▶ **Given records**
----------------

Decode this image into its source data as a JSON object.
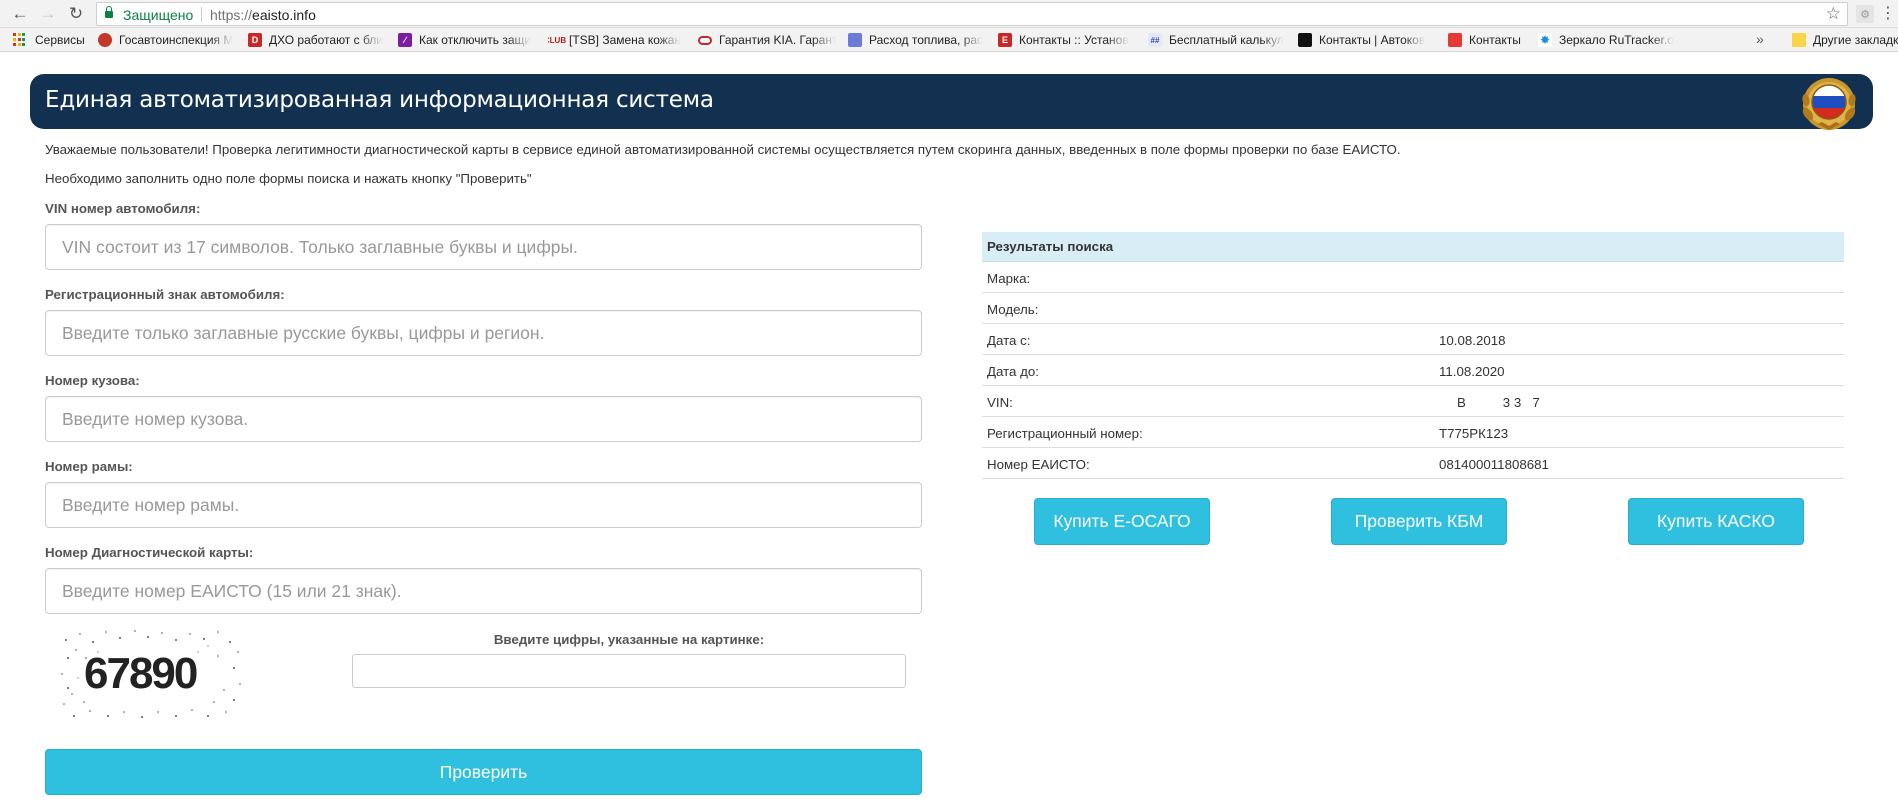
{
  "browser": {
    "secure_label": "Защищено",
    "url_scheme": "https://",
    "url_host": "eaisto.info",
    "bookmarks": [
      {
        "label": "Сервисы",
        "icon": "apps-grid-icon"
      },
      {
        "label": "Госавтоинспекция М",
        "icon": "gibdd-emblem-icon"
      },
      {
        "label": "ДХО работают с бли",
        "icon": "d-letter-icon"
      },
      {
        "label": "Как отключить защи",
        "icon": "purple-square-icon"
      },
      {
        "label": "[TSB] Замена кожан",
        "icon": "tsb-club-icon"
      },
      {
        "label": "Гарантия KIA. Гарант",
        "icon": "kia-logo-icon"
      },
      {
        "label": "Расход топлива, рас",
        "icon": "blue-doc-icon"
      },
      {
        "label": "Контакты :: Установ",
        "icon": "e-letter-icon"
      },
      {
        "label": "Бесплатный калькул",
        "icon": "calc-icon"
      },
      {
        "label": "Контакты | Автоков",
        "icon": "black-square-icon"
      },
      {
        "label": "Контакты",
        "icon": "red-logo-icon"
      },
      {
        "label": "Зеркало RuTracker.o",
        "icon": "rutracker-icon"
      },
      {
        "label": "Другие закладк",
        "icon": "folder-icon"
      }
    ]
  },
  "header": {
    "title": "Единая автоматизированная информационная система"
  },
  "notice": {
    "line1": "Уважаемые пользователи! Проверка легитимности диагностической карты в сервисе единой автоматизированной системы осуществляется путем скоринга данных, введенных в поле формы проверки по базе ЕАИСТО.",
    "line2": "Необходимо заполнить одно поле формы поиска и нажать кнопку \"Проверить\""
  },
  "form": {
    "vin_label": "VIN номер автомобиля:",
    "vin_placeholder": "VIN состоит из 17 символов. Только заглавные буквы и цифры.",
    "reg_label": "Регистрационный знак автомобиля:",
    "reg_placeholder": "Введите только заглавные русские буквы, цифры и регион.",
    "body_label": "Номер кузова:",
    "body_placeholder": "Введите номер кузова.",
    "frame_label": "Номер рамы:",
    "frame_placeholder": "Введите номер рамы.",
    "card_label": "Номер Диагностической карты:",
    "card_placeholder": "Введите номер ЕАИСТО (15 или 21 знак).",
    "captcha_code": "67890",
    "captcha_label": "Введите цифры, указанные на картинке:",
    "captcha_value": "",
    "submit_label": "Проверить"
  },
  "results": {
    "title": "Результаты поиска",
    "rows": [
      {
        "label": "Марка:",
        "value": ""
      },
      {
        "label": "Модель:",
        "value": ""
      },
      {
        "label": "Дата с:",
        "value": "10.08.2018"
      },
      {
        "label": "Дата до:",
        "value": "11.08.2020"
      },
      {
        "label": "VIN:",
        "value": "В          3 3   7"
      },
      {
        "label": "Регистрационный номер:",
        "value": "Т775РК123"
      },
      {
        "label": "Номер ЕАИСТО:",
        "value": "081400011808681"
      }
    ]
  },
  "actions": {
    "osago_label": "Купить Е-ОСАГО",
    "kbm_label": "Проверить КБМ",
    "kasko_label": "Купить КАСКО"
  },
  "colors": {
    "header_bg": "#123151",
    "button_bg": "#2fbfdf",
    "results_head_bg": "#d9edf7",
    "secure_green": "#0b8043"
  }
}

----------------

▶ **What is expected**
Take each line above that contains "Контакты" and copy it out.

▶ **Solution**
        "label": "Контакты :: Установ",
        "label": "Контакты | Автоков",
        "label": "Контакты",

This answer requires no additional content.